PROBLEM DESCRIPTION =
Exactly how many lines in the data below contain the string "embedding"? Give that number and nothing else.

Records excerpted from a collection

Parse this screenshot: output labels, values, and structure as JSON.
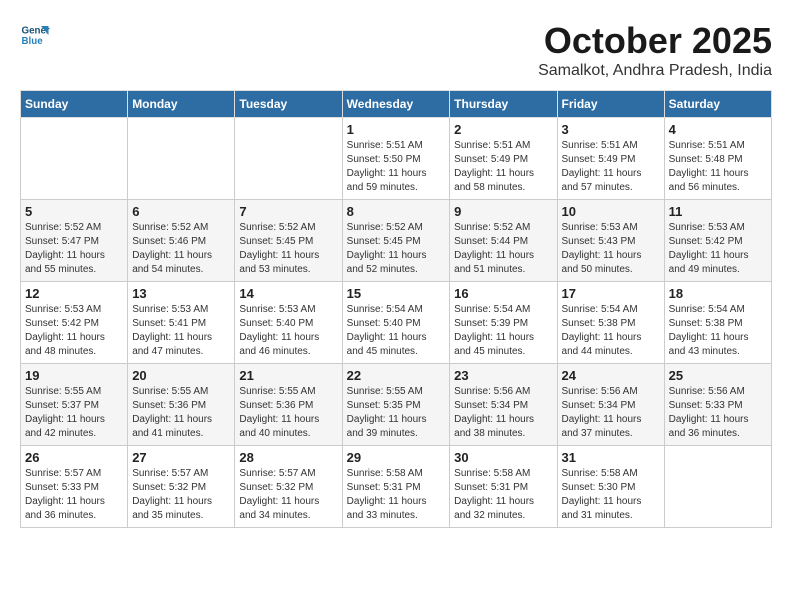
{
  "header": {
    "logo_line1": "General",
    "logo_line2": "Blue",
    "month": "October 2025",
    "location": "Samalkot, Andhra Pradesh, India"
  },
  "weekdays": [
    "Sunday",
    "Monday",
    "Tuesday",
    "Wednesday",
    "Thursday",
    "Friday",
    "Saturday"
  ],
  "weeks": [
    [
      {
        "day": "",
        "info": ""
      },
      {
        "day": "",
        "info": ""
      },
      {
        "day": "",
        "info": ""
      },
      {
        "day": "1",
        "info": "Sunrise: 5:51 AM\nSunset: 5:50 PM\nDaylight: 11 hours and 59 minutes."
      },
      {
        "day": "2",
        "info": "Sunrise: 5:51 AM\nSunset: 5:49 PM\nDaylight: 11 hours and 58 minutes."
      },
      {
        "day": "3",
        "info": "Sunrise: 5:51 AM\nSunset: 5:49 PM\nDaylight: 11 hours and 57 minutes."
      },
      {
        "day": "4",
        "info": "Sunrise: 5:51 AM\nSunset: 5:48 PM\nDaylight: 11 hours and 56 minutes."
      }
    ],
    [
      {
        "day": "5",
        "info": "Sunrise: 5:52 AM\nSunset: 5:47 PM\nDaylight: 11 hours and 55 minutes."
      },
      {
        "day": "6",
        "info": "Sunrise: 5:52 AM\nSunset: 5:46 PM\nDaylight: 11 hours and 54 minutes."
      },
      {
        "day": "7",
        "info": "Sunrise: 5:52 AM\nSunset: 5:45 PM\nDaylight: 11 hours and 53 minutes."
      },
      {
        "day": "8",
        "info": "Sunrise: 5:52 AM\nSunset: 5:45 PM\nDaylight: 11 hours and 52 minutes."
      },
      {
        "day": "9",
        "info": "Sunrise: 5:52 AM\nSunset: 5:44 PM\nDaylight: 11 hours and 51 minutes."
      },
      {
        "day": "10",
        "info": "Sunrise: 5:53 AM\nSunset: 5:43 PM\nDaylight: 11 hours and 50 minutes."
      },
      {
        "day": "11",
        "info": "Sunrise: 5:53 AM\nSunset: 5:42 PM\nDaylight: 11 hours and 49 minutes."
      }
    ],
    [
      {
        "day": "12",
        "info": "Sunrise: 5:53 AM\nSunset: 5:42 PM\nDaylight: 11 hours and 48 minutes."
      },
      {
        "day": "13",
        "info": "Sunrise: 5:53 AM\nSunset: 5:41 PM\nDaylight: 11 hours and 47 minutes."
      },
      {
        "day": "14",
        "info": "Sunrise: 5:53 AM\nSunset: 5:40 PM\nDaylight: 11 hours and 46 minutes."
      },
      {
        "day": "15",
        "info": "Sunrise: 5:54 AM\nSunset: 5:40 PM\nDaylight: 11 hours and 45 minutes."
      },
      {
        "day": "16",
        "info": "Sunrise: 5:54 AM\nSunset: 5:39 PM\nDaylight: 11 hours and 45 minutes."
      },
      {
        "day": "17",
        "info": "Sunrise: 5:54 AM\nSunset: 5:38 PM\nDaylight: 11 hours and 44 minutes."
      },
      {
        "day": "18",
        "info": "Sunrise: 5:54 AM\nSunset: 5:38 PM\nDaylight: 11 hours and 43 minutes."
      }
    ],
    [
      {
        "day": "19",
        "info": "Sunrise: 5:55 AM\nSunset: 5:37 PM\nDaylight: 11 hours and 42 minutes."
      },
      {
        "day": "20",
        "info": "Sunrise: 5:55 AM\nSunset: 5:36 PM\nDaylight: 11 hours and 41 minutes."
      },
      {
        "day": "21",
        "info": "Sunrise: 5:55 AM\nSunset: 5:36 PM\nDaylight: 11 hours and 40 minutes."
      },
      {
        "day": "22",
        "info": "Sunrise: 5:55 AM\nSunset: 5:35 PM\nDaylight: 11 hours and 39 minutes."
      },
      {
        "day": "23",
        "info": "Sunrise: 5:56 AM\nSunset: 5:34 PM\nDaylight: 11 hours and 38 minutes."
      },
      {
        "day": "24",
        "info": "Sunrise: 5:56 AM\nSunset: 5:34 PM\nDaylight: 11 hours and 37 minutes."
      },
      {
        "day": "25",
        "info": "Sunrise: 5:56 AM\nSunset: 5:33 PM\nDaylight: 11 hours and 36 minutes."
      }
    ],
    [
      {
        "day": "26",
        "info": "Sunrise: 5:57 AM\nSunset: 5:33 PM\nDaylight: 11 hours and 36 minutes."
      },
      {
        "day": "27",
        "info": "Sunrise: 5:57 AM\nSunset: 5:32 PM\nDaylight: 11 hours and 35 minutes."
      },
      {
        "day": "28",
        "info": "Sunrise: 5:57 AM\nSunset: 5:32 PM\nDaylight: 11 hours and 34 minutes."
      },
      {
        "day": "29",
        "info": "Sunrise: 5:58 AM\nSunset: 5:31 PM\nDaylight: 11 hours and 33 minutes."
      },
      {
        "day": "30",
        "info": "Sunrise: 5:58 AM\nSunset: 5:31 PM\nDaylight: 11 hours and 32 minutes."
      },
      {
        "day": "31",
        "info": "Sunrise: 5:58 AM\nSunset: 5:30 PM\nDaylight: 11 hours and 31 minutes."
      },
      {
        "day": "",
        "info": ""
      }
    ]
  ]
}
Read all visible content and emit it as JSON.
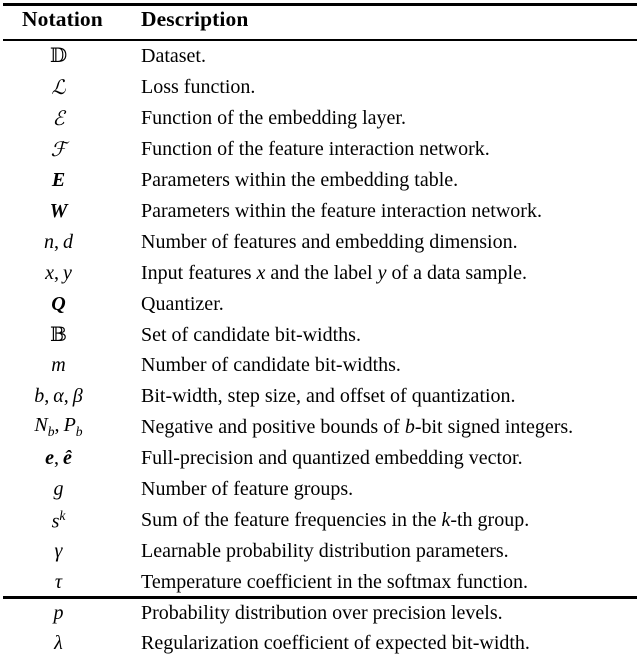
{
  "table": {
    "headers": {
      "notation": "Notation",
      "description": "Description"
    },
    "rows": [
      {
        "notation": "𝔻",
        "description": "Dataset."
      },
      {
        "notation": "ℒ",
        "description": "Loss function."
      },
      {
        "notation": "ℰ",
        "description": "Function of the embedding layer."
      },
      {
        "notation": "ℱ",
        "description": "Function of the feature interaction network."
      },
      {
        "notation": "E",
        "description": "Parameters within the embedding table."
      },
      {
        "notation": "W",
        "description": "Parameters within the feature interaction network."
      },
      {
        "notation": "n, d",
        "description": "Number of features and embedding dimension."
      },
      {
        "notation": "x, y",
        "description": "Input features x and the label y of a data sample."
      },
      {
        "notation": "Q",
        "description": "Quantizer."
      },
      {
        "notation": "𝔹",
        "description": "Set of candidate bit-widths."
      },
      {
        "notation": "m",
        "description": "Number of candidate bit-widths."
      },
      {
        "notation": "b, α, β",
        "description": "Bit-width, step size, and offset of quantization."
      },
      {
        "notation": "N_b, P_b",
        "description": "Negative and positive bounds of b-bit signed integers."
      },
      {
        "notation": "e, ê",
        "description": "Full-precision and quantized embedding vector."
      },
      {
        "notation": "g",
        "description": "Number of feature groups."
      },
      {
        "notation": "s^k",
        "description": "Sum of the feature frequencies in the k-th group."
      },
      {
        "notation": "γ",
        "description": "Learnable probability distribution parameters."
      },
      {
        "notation": "τ",
        "description": "Temperature coefficient in the softmax function."
      },
      {
        "notation": "p",
        "description": "Probability distribution over precision levels."
      },
      {
        "notation": "λ",
        "description": "Regularization coefficient of expected bit-width."
      }
    ]
  }
}
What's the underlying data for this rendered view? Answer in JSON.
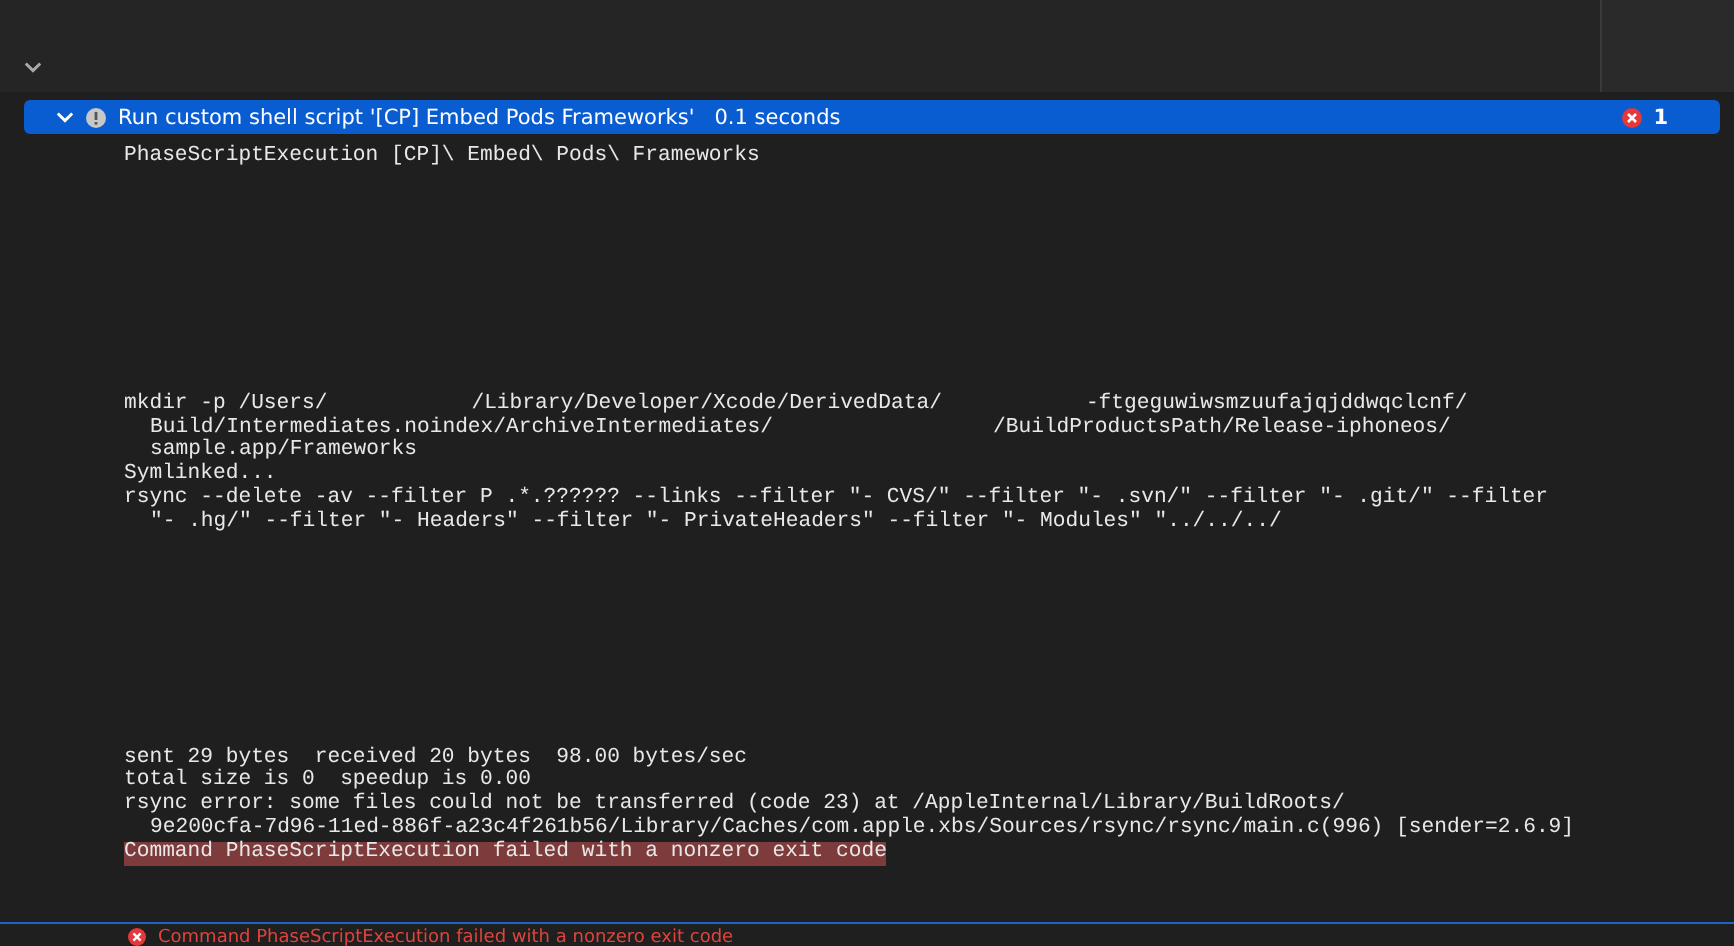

RESPONSE TO THE EXERCISE =
4